2. Gregory J. Dehmer, Douglas Weaver, Matthew T. Roe, et al. “A Contemporary View of Diagnostic Cardiac Catheterization and Percutaneous Coronary Intervention in the United States A Report From the CathPCI Registry of the National Cardiovascular Data Registry, 2010 Through June 2011.” J Am Coll Cardiol. 2012;60(20):2017-2031. doi:10.1016/j.jacc.2012.08.966

Related Content

Sponsored Content | Videos | Cath Lab

Advancements in analytics and data visualizations are helping to streamline operations and improve productivity at cath ...

Home January 13, 2022
Home
News | Cath Lab

January 4, 2022 — The U.S. Food and Drug Administration (FDA) has authorized marketing of the first laser-based device ...

Home January 04, 2022
Home
News | Cath Lab

December 14, 2021 — RSIP Vision, a medical imaging company applying advanced artificial intelligence (AI) and computer ...

Home December 14, 2021
Home
Feature | Cath Lab

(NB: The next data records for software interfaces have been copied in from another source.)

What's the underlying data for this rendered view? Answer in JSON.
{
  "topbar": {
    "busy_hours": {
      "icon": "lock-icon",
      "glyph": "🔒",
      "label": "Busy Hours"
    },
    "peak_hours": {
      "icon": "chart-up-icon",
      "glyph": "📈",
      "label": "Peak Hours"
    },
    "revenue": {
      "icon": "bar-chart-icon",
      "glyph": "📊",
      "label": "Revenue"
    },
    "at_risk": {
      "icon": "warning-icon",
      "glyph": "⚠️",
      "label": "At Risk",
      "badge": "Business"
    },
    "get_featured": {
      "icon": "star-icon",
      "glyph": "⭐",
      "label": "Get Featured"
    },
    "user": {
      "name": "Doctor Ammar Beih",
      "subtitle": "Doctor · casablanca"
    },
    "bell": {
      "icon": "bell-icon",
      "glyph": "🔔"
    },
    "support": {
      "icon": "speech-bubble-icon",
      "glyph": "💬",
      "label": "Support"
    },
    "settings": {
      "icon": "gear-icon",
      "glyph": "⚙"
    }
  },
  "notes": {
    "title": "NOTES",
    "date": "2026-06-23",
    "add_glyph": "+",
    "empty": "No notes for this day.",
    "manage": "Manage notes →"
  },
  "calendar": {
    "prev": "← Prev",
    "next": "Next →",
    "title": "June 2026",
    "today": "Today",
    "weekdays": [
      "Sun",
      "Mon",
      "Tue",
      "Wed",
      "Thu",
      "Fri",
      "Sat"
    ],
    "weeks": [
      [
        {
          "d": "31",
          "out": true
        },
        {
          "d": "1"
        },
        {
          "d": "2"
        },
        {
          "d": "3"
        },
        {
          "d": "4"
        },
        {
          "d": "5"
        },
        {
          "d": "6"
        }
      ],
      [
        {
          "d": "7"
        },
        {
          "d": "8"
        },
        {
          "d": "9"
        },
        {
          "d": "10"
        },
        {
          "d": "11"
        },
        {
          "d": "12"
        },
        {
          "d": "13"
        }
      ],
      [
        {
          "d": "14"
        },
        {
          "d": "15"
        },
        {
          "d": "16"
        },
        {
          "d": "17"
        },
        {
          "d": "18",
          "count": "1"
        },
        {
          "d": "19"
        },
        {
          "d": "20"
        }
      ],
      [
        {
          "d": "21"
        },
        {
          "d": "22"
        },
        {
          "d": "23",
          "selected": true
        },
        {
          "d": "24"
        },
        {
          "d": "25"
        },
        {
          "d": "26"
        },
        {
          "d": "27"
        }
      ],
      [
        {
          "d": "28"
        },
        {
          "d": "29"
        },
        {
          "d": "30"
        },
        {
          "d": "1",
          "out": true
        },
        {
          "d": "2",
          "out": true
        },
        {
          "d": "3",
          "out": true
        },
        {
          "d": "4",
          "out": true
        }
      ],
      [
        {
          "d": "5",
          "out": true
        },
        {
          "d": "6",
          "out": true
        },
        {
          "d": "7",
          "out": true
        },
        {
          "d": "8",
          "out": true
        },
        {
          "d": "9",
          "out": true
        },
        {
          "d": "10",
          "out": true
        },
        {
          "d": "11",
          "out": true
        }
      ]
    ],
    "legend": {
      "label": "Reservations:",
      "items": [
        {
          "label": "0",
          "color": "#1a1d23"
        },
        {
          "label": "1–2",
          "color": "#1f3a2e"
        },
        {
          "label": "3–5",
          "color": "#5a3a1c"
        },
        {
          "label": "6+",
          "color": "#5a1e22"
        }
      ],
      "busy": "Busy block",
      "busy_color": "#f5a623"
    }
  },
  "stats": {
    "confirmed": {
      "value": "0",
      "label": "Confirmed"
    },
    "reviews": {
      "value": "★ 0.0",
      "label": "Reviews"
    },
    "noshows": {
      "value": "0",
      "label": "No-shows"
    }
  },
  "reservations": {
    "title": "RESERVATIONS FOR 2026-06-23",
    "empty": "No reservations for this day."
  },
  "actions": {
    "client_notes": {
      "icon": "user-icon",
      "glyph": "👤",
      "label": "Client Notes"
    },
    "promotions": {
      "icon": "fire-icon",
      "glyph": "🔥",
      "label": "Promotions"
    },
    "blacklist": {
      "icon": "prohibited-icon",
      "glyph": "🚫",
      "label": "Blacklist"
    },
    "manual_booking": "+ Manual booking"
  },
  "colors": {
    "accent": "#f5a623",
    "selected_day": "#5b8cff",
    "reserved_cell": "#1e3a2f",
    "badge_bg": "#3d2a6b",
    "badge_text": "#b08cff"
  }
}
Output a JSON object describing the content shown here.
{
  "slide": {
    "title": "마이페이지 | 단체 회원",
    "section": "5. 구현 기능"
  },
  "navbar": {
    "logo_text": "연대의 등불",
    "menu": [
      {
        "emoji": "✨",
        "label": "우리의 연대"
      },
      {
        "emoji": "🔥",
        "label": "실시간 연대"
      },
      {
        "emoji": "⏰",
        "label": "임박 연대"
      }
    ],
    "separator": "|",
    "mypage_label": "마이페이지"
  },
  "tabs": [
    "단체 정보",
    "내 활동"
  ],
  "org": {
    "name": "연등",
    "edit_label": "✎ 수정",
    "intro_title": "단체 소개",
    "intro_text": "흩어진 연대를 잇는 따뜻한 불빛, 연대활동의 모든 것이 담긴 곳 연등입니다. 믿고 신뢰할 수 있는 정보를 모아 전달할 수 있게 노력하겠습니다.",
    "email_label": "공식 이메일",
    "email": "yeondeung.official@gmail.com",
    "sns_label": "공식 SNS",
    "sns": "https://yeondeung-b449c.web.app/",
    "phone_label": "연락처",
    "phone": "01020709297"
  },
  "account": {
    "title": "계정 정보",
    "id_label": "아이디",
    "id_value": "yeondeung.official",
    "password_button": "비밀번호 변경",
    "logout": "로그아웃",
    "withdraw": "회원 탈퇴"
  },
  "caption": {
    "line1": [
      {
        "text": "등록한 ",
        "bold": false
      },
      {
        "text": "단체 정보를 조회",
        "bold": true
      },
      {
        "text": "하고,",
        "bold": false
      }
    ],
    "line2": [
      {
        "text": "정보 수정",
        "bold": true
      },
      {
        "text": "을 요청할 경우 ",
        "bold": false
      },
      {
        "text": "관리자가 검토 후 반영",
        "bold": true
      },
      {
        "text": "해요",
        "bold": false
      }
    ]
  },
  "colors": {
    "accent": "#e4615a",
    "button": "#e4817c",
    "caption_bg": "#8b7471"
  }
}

November 15, 2021 — RealView Imaging Ltd. recently received FDA 510(k) clearance for its Holoscope-i holographic system ...

Home November 15, 2021
Home
News | Cath Lab

November 10, 2021 — Shockwave Medical a pioneer in the development of Intravascular Lithotripsy (IVL) to treat severely ...

Home November 10, 2021
Home
News | Cath Lab

November 10, 2021 — Philips Healthcare announced North American availability of new innovations in its portfolio of ...

Home November 10, 2021
Home
News | Cath Lab

October 6, 2021 — Boston Scientific Corp. announced it entered into a definitive agreement to acquire Baylis Medical ...

Home October 06, 2021
Home
News | Cath Lab

September 21, 2021 — Medtronic is recalling its Pipeline Flex Embolization Device and Pipeline Flex Embolization Device ...

Home September 21, 2021
Home
Feature | Cath Lab | By Aaron Detate and Lars Thording

In the electrophysiology (EP) lab, hundreds of thousands of used devices are sent to reprocessors every year to get ...

Home September 14, 2021
Home
News | Cath Lab

July 22, 2021 — Medis Medical Imaging is partnering with CORRIB Core Lab and Sinomed in randomized clinical trial of ...

Home July 22, 2021
Home
Subscribe Now